Under the relentless sunshine alighting the sky’s vivid blues and whites, stands one of Los Angeles’ finest holiday homes. The exterior is a smart blend of bleached white stone and tinted blue panes, each reflecting the never ending rolling hills beyond the horizon. And around a shimmering pool stands a film crew, with their attention fully fixated on one man: Manchester United’s newest box office signing.
Romelu Lukaku is only one of football’s most prestigious transfers, but as he puts pen to paper to pledge his foreseeable future to the Red Devils, he will be earning around £200,000 a week. In comparison, the Belgian front man had been earning £75,000 at his previous club; a measly figure when compared to what he is receiving now at Old Trafford.
UEFA’s president, Aleksander Ceferin, has recently been putting forward his case for bringing in salary caps for Europe’s biggest clubs, and the Slovenian may see this newest blockbuster move as another statistic to add to his ongoing argument. Ceferin has recently had an interview published in one of his home country’s most respected political magazines, Mladina.
He told the publication that UEFA would have to “take into serious consideration the possibility of limiting clubs’ budgets for players’ wages”, before he argued that the introduction of a salary cap would force clubs ‘to be more rational.’
The Slovenian’s concept will have the purpose of bridging the gap between Europe’s largest clubs and their smaller competitors, who will be earning a significant amount less in revenue. And it’s clear to see why Ceferin believes this is a necessary move.
There are examples in the largest leagues around Europe of the same teams earning substantial amounts of money, and then increasing this figure through certain other dealings and sponsorships. Familiar faces end up lifting the trophies at the end of the season the majority of the time, with the biggest clubs being able to show off their supremacy more with the addition of big names and sky-high wages. Meanwhile, rooted to mid-table obscurity or worse, are teams that simply don’t generate as much revenue, and are forced to aim for players of a potentially lower standard, in an attempt to achieve the impossible.
The largest teams are consistently generating more revenue than any others in their respective leagues, due to their continued successes. With success comes more sponsorship deals and furthered attraction for top-class players. And it’s a constant cycle; one which Ceferin believes should be brought down to a fairer level, so that every team is enabled to be competitive. The idea is that every club is imposed with a strict figure for wages, that shouldn’t be exceeded. It is hoped that this could allow smaller teams to have a chance of securing bigger name players, and without the danger of overspending on wages, could use their healthier finances to invest in winning more trophies.
A similar initiative was put in place in 2012, when UEFA introduced the Financial Fair Play system. This was meant to prevent clubs from spending above what they generated in revenue, but has so far been met with mixed results.
Both Manchester City and Paris Saint-Germain have received substantial fines for breaching FFP guidelines, but don’t appear to have been affected in the way they are carrying out their transfer business, with more big signings expected to be made by both clubs this summer.

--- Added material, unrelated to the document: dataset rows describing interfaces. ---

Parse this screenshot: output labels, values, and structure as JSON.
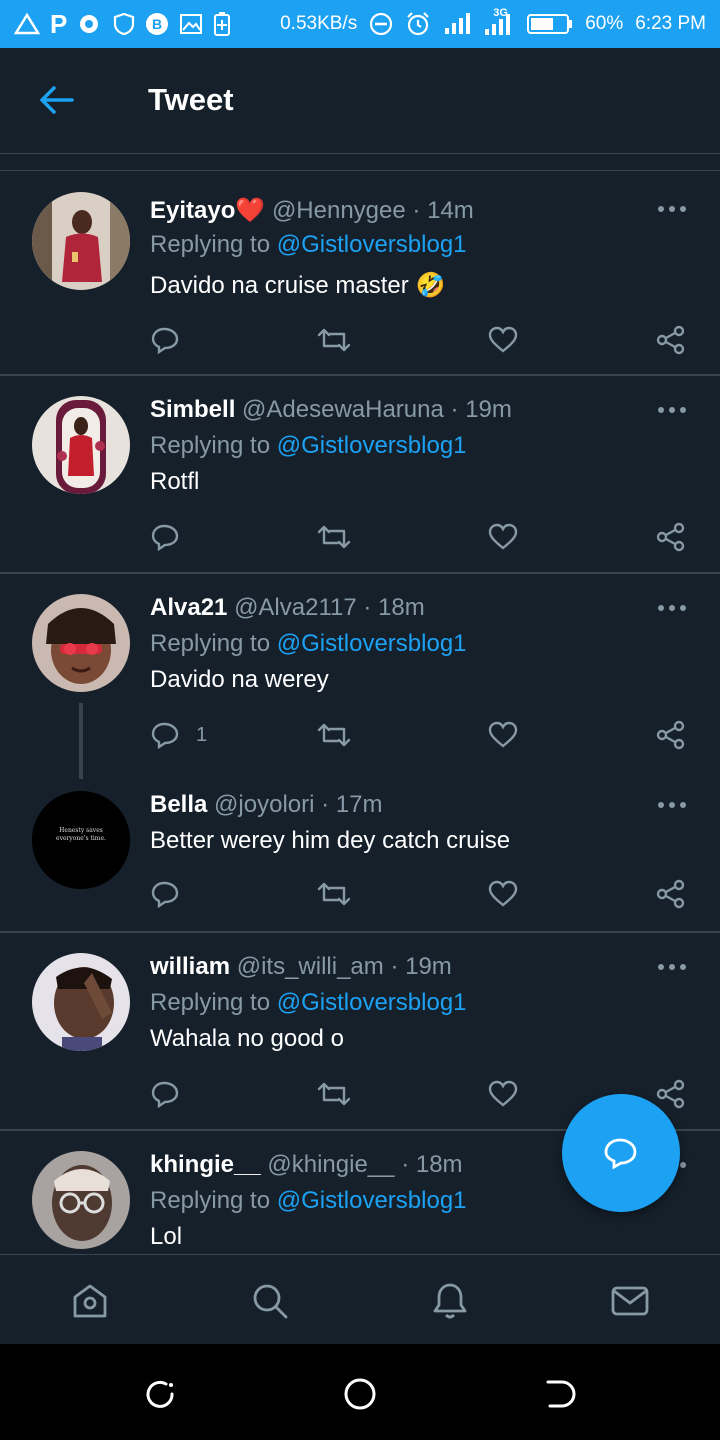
{
  "status_bar": {
    "net_speed": "0.53KB/s",
    "network_type": "3G",
    "battery": "60%",
    "time": "6:23 PM"
  },
  "header": {
    "title": "Tweet"
  },
  "tweets": [
    {
      "name": "Eyitayo❤️",
      "handle": "@Hennygee",
      "time": "14m",
      "replying": "Replying to",
      "mention": "@Gistloversblog1",
      "text": "Davido na cruise master 🤣"
    },
    {
      "name": "Simbell",
      "handle": "@AdesewaHaruna",
      "time": "19m",
      "replying": "Replying to",
      "mention": "@Gistloversblog1",
      "text": "Rotfl"
    },
    {
      "name": "Alva21",
      "handle": "@Alva2117",
      "time": "18m",
      "replying": "Replying to",
      "mention": "@Gistloversblog1",
      "text": "Davido na werey",
      "reply_count": "1"
    },
    {
      "name": "Bella",
      "handle": "@joyolori",
      "time": "17m",
      "text": "Better werey him dey catch cruise",
      "avatar_text": "Henesty saves everyone's time."
    },
    {
      "name": "william",
      "handle": "@its_willi_am",
      "time": "19m",
      "replying": "Replying to",
      "mention": "@Gistloversblog1",
      "text": "Wahala no good o"
    },
    {
      "name": "khingie__",
      "handle": "@khingie__",
      "time": "18m",
      "replying": "Replying to",
      "mention": "@Gistloversblog1",
      "text": "Lol"
    }
  ],
  "separator": "·",
  "colors": {
    "background": "#15202b",
    "accent": "#1da1f2",
    "muted": "#8899a6",
    "divider": "#38444d"
  },
  "icons": {
    "back": "arrow-left-icon",
    "reply": "speech-bubble-icon",
    "retweet": "retweet-icon",
    "like": "heart-icon",
    "share": "share-icon",
    "more": "ellipsis-icon",
    "compose": "compose-reply-icon",
    "home": "home-icon",
    "search": "search-icon",
    "notifications": "bell-icon",
    "messages": "mail-icon"
  }
}
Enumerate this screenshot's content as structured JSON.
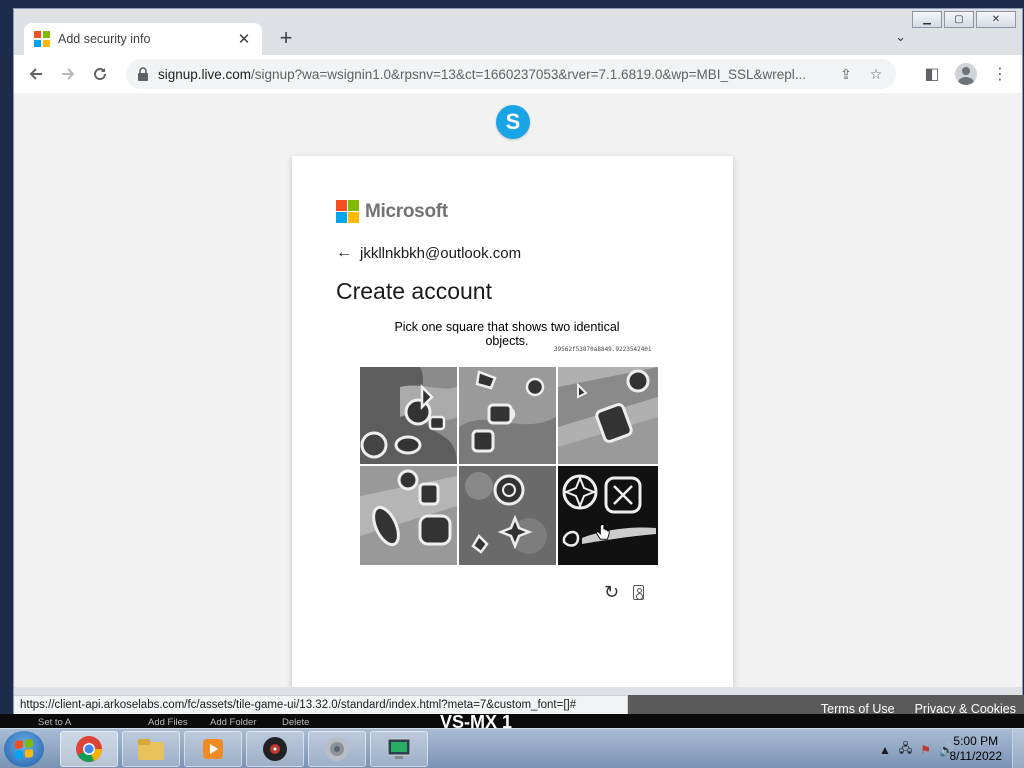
{
  "browser": {
    "tab_title": "Add security info",
    "tab_close": "✕",
    "new_tab": "+",
    "url_host": "signup.live.com",
    "url_path": "/signup?wa=wsignin1.0&rpsnv=13&ct=1660237053&rver=7.1.6819.0&wp=MBI_SSL&wrepl...",
    "status_url": "https://client-api.arkoselabs.com/fc/assets/tile-game-ui/13.32.0/standard/index.html?meta=7&custom_font=[]#"
  },
  "page": {
    "brand": "Microsoft",
    "identity_email": "jkkllnkbkh@outlook.com",
    "heading": "Create account",
    "captcha": {
      "instruction": "Pick one square that shows two identical objects.",
      "session_id": "39562f53870a8849.9223542401",
      "tiles": [
        {
          "id": 1,
          "selected": false
        },
        {
          "id": 2,
          "selected": false
        },
        {
          "id": 3,
          "selected": false
        },
        {
          "id": 4,
          "selected": false
        },
        {
          "id": 5,
          "selected": false
        },
        {
          "id": 6,
          "selected": true
        }
      ]
    },
    "footer": {
      "terms": "Terms of Use",
      "privacy": "Privacy & Cookies"
    }
  },
  "behind_window": {
    "label_1": "Set to A",
    "label_2": "Add Files",
    "label_3": "Add Folder",
    "label_4": "Delete",
    "big_text": "VS-MX 1"
  },
  "taskbar": {
    "time": "5:00 PM",
    "date": "8/11/2022"
  },
  "colors": {
    "ms_red": "#f25022",
    "ms_green": "#7fba00",
    "ms_blue": "#00a4ef",
    "ms_yellow": "#ffb900",
    "skype_blue": "#1aa4e8"
  }
}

However, as the Financial Fair Play system doesn’t seem to be effective at points, there may be no guarantee that Ceferin’s salary cap would force change instead.
For many supporters, a salary cap has seemed like a goal which needs to be achieved, but may not be possible. The idea of simply implementing a salary cap system to the biggest clubs would be met with fierce resistance, something that the UEFA president himself has acknowledged. The idea of clubs becoming more financially secure, and potentially having a chance to becoming champions of their leagues, is certainly a tantalising one.
The idea is almost certain to be shot down by both clubs and sponsors alike, as both will wonder why they should give up an advantage over their rival teams which they would have been working towards for years.
It seems like it can only go two ways. Either a salary cap is introduced and Europe’s biggest clubs are forced to sell some of their superstar players to meet the required figures, or nothing changes – and football is continued to be hounded by suggestions to level the playing field for smaller teams.
Whether Ceferin is capable of introducing a salary cap is a completely different question, and one answered by some critics of the idea as the Slovenian simply pandering to the press of his home country. However, others may see his vision as one which will change the face of the beautiful game forever and could be the much needed way that allows smaller teams to possibly achieve their greatest dreams.